Entries from a dataset of interfaces

━━━━

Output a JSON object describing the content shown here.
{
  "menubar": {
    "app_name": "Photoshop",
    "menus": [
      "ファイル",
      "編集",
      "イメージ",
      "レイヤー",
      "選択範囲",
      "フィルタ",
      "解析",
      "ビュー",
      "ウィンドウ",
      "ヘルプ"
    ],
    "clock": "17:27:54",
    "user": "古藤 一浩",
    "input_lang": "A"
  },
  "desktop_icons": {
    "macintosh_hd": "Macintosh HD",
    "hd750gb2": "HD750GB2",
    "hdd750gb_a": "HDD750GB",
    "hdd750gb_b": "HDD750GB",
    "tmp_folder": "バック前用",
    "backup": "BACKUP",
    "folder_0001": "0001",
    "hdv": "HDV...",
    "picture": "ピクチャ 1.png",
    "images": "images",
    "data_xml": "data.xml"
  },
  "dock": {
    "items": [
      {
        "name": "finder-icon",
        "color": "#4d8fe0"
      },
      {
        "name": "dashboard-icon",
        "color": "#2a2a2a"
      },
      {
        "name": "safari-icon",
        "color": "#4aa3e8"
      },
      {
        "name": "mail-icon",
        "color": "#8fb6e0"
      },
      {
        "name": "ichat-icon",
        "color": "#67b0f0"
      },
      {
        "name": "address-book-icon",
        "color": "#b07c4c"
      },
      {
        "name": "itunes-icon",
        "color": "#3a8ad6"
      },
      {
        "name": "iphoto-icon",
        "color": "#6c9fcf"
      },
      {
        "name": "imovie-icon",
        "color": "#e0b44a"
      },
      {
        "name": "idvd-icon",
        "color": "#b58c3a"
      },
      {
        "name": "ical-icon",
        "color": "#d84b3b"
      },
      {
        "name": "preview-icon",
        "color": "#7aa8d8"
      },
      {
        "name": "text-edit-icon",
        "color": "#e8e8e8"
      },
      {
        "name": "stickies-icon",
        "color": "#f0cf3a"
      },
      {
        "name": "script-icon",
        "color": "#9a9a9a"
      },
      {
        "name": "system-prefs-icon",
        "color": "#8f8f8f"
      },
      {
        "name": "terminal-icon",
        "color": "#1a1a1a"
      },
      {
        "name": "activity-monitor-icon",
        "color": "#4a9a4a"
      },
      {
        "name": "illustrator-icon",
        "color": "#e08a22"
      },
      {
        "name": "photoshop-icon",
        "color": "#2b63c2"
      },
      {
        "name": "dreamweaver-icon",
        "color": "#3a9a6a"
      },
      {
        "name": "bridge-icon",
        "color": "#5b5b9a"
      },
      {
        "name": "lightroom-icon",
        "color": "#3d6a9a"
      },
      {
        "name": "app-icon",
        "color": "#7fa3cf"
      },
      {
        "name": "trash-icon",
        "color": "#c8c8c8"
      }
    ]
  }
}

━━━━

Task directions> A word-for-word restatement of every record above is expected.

Response area>
Output a JSON object describing the content shown here.
{
  "menubar": {
    "app_name": "Photoshop",
    "menus": [
      "ファイル",
      "編集",
      "イメージ",
      "レイヤー",
      "選択範囲",
      "フィルタ",
      "解析",
      "ビュー",
      "ウィンドウ",
      "ヘルプ"
    ],
    "clock": "17:27:54",
    "user": "古藤 一浩",
    "input_lang": "A"
  },
  "desktop_icons": {
    "macintosh_hd": "Macintosh HD",
    "hd750gb2": "HD750GB2",
    "hdd750gb_a": "HDD750GB",
    "hdd750gb_b": "HDD750GB",
    "tmp_folder": "バック前用",
    "backup": "BACKUP",
    "folder_0001": "0001",
    "hdv": "HDV...",
    "picture": "ピクチャ 1.png",
    "images": "images",
    "data_xml": "data.xml"
  },
  "dock": {
    "items": [
      {
        "name": "finder-icon",
        "color": "#4d8fe0"
      },
      {
        "name": "dashboard-icon",
        "color": "#2a2a2a"
      },
      {
        "name": "safari-icon",
        "color": "#4aa3e8"
      },
      {
        "name": "mail-icon",
        "color": "#8fb6e0"
      },
      {
        "name": "ichat-icon",
        "color": "#67b0f0"
      },
      {
        "name": "address-book-icon",
        "color": "#b07c4c"
      },
      {
        "name": "itunes-icon",
        "color": "#3a8ad6"
      },
      {
        "name": "iphoto-icon",
        "color": "#6c9fcf"
      },
      {
        "name": "imovie-icon",
        "color": "#e0b44a"
      },
      {
        "name": "idvd-icon",
        "color": "#b58c3a"
      },
      {
        "name": "ical-icon",
        "color": "#d84b3b"
      },
      {
        "name": "preview-icon",
        "color": "#7aa8d8"
      },
      {
        "name": "text-edit-icon",
        "color": "#e8e8e8"
      },
      {
        "name": "stickies-icon",
        "color": "#f0cf3a"
      },
      {
        "name": "script-icon",
        "color": "#9a9a9a"
      },
      {
        "name": "system-prefs-icon",
        "color": "#8f8f8f"
      },
      {
        "name": "terminal-icon",
        "color": "#1a1a1a"
      },
      {
        "name": "activity-monitor-icon",
        "color": "#4a9a4a"
      },
      {
        "name": "illustrator-icon",
        "color": "#e08a22"
      },
      {
        "name": "photoshop-icon",
        "color": "#2b63c2"
      },
      {
        "name": "dreamweaver-icon",
        "color": "#3a9a6a"
      },
      {
        "name": "bridge-icon",
        "color": "#5b5b9a"
      },
      {
        "name": "lightroom-icon",
        "color": "#3d6a9a"
      },
      {
        "name": "app-icon",
        "color": "#7fa3cf"
      },
      {
        "name": "trash-icon",
        "color": "#c8c8c8"
      }
    ]
  }
}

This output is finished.